A security freeze is a prevention tool available for use to protect yourself against identity theft. What it does is provide consumers with an opportunity to lock access to their credit file which prevents any outsiders from being able to utilize their identity to open a new account or apply for credit. Your files will remain frozen for as long as you wish, until you decide to lift the restriction. Placing a security freeze upon your credit account has no bearing on your overall credit score.

If anyone attempts to apply for credit by fraudulently using your name and there exists a security freeze on your information, the false application will be denied by the creditor, resulting in a thwarted identity theft attempt.

Identity theft is a potentially devastating financial crime that is rapidly growing in popularity. Although there are protective measures against identity-related fraud put into place by merchants, businesses, credit card companies and government agencies, it is not always adequate and thieves manage to commit around 8 million identity-related crimes within the United States alone on an annual basis.

Basically, a security freeze is designed to stop credit reporting agencies from releasing any portion of your credit report or personal information without first obtaining your consent. When you enact a security freeze upon your account, you will be issued a special password or unique ID number to use in order to authorize a temporary release of your credit report for a specific time period or to a specific inquirer once the freeze is in place. A security freeze is most effective when it is put into place at all of the three major credit bureaus, Experian, Equifax and TransUnion.

In general, a freeze is not applicable to situations wherein a creditor with whom you have an existing relationship with requests a copy of your credit report. Likewise, should one of your existing creditors or an agent or affiliate thereof need access to your credit file for specific types of account review, fraud control, collection or something similar, it will be granted regardless of the freeze.

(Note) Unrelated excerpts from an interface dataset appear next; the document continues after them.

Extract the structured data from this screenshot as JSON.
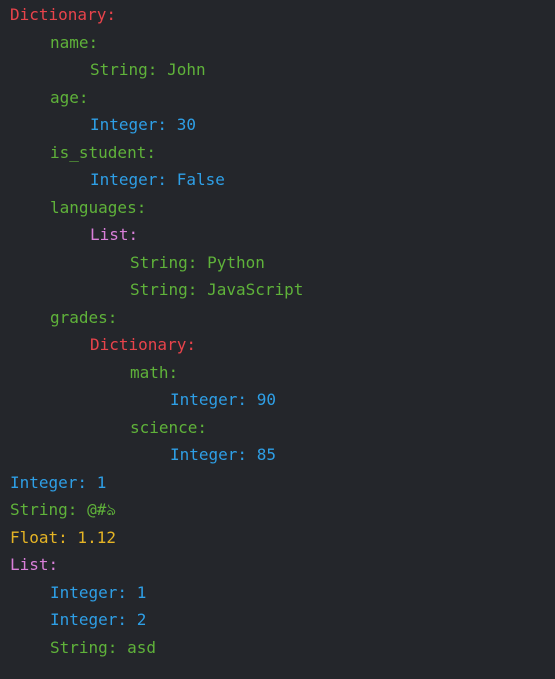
{
  "colors": {
    "background": "#24262b",
    "dictionary": "#e8434b",
    "string": "#5fb23a",
    "key": "#5fb23a",
    "integer": "#2e9fe6",
    "float": "#e5b425",
    "list": "#d97fd9"
  },
  "lines": [
    {
      "text": "Dictionary:",
      "kind": "dictionary",
      "indent": 0
    },
    {
      "text": "name:",
      "kind": "key",
      "indent": 1
    },
    {
      "text": "String: John",
      "kind": "string",
      "indent": 2
    },
    {
      "text": "age:",
      "kind": "key",
      "indent": 1
    },
    {
      "text": "Integer: 30",
      "kind": "integer",
      "indent": 2
    },
    {
      "text": "is_student:",
      "kind": "key",
      "indent": 1
    },
    {
      "text": "Integer: False",
      "kind": "integer",
      "indent": 2
    },
    {
      "text": "languages:",
      "kind": "key",
      "indent": 1
    },
    {
      "text": "List:",
      "kind": "list",
      "indent": 2
    },
    {
      "text": "String: Python",
      "kind": "string",
      "indent": 3
    },
    {
      "text": "String: JavaScript",
      "kind": "string",
      "indent": 3
    },
    {
      "text": "grades:",
      "kind": "key",
      "indent": 1
    },
    {
      "text": "Dictionary:",
      "kind": "dictionary",
      "indent": 2
    },
    {
      "text": "math:",
      "kind": "key",
      "indent": 3
    },
    {
      "text": "Integer: 90",
      "kind": "integer",
      "indent": 4
    },
    {
      "text": "science:",
      "kind": "key",
      "indent": 3
    },
    {
      "text": "Integer: 85",
      "kind": "integer",
      "indent": 4
    },
    {
      "text": "Integer: 1",
      "kind": "integer",
      "indent": 0
    },
    {
      "text": "String: @#ঌ",
      "kind": "string",
      "indent": 0
    },
    {
      "text": "Float: 1.12",
      "kind": "float",
      "indent": 0
    },
    {
      "text": "List:",
      "kind": "list",
      "indent": 0
    },
    {
      "text": "Integer: 1",
      "kind": "integer",
      "indent": 1
    },
    {
      "text": "Integer: 2",
      "kind": "integer",
      "indent": 1
    },
    {
      "text": "String: asd",
      "kind": "string",
      "indent": 1
    }
  ]
}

Implementing a security freeze against your account can possibly delay, prohibit or otherwise interfere with any applications for credit, loans, a mortgage, etc. that you submit yourself. If you wish to seek credit while there is a security freeze in place upon your credit file, you should make sure to lift it before submitting an application to ensure a timely reponse. If you will be applying for credit from multiple issuers, it may be a good idea to lift the freeze entirely. Otherwise, you can always opt to lift the freeze for the specific creditor from whom you are requesting credit.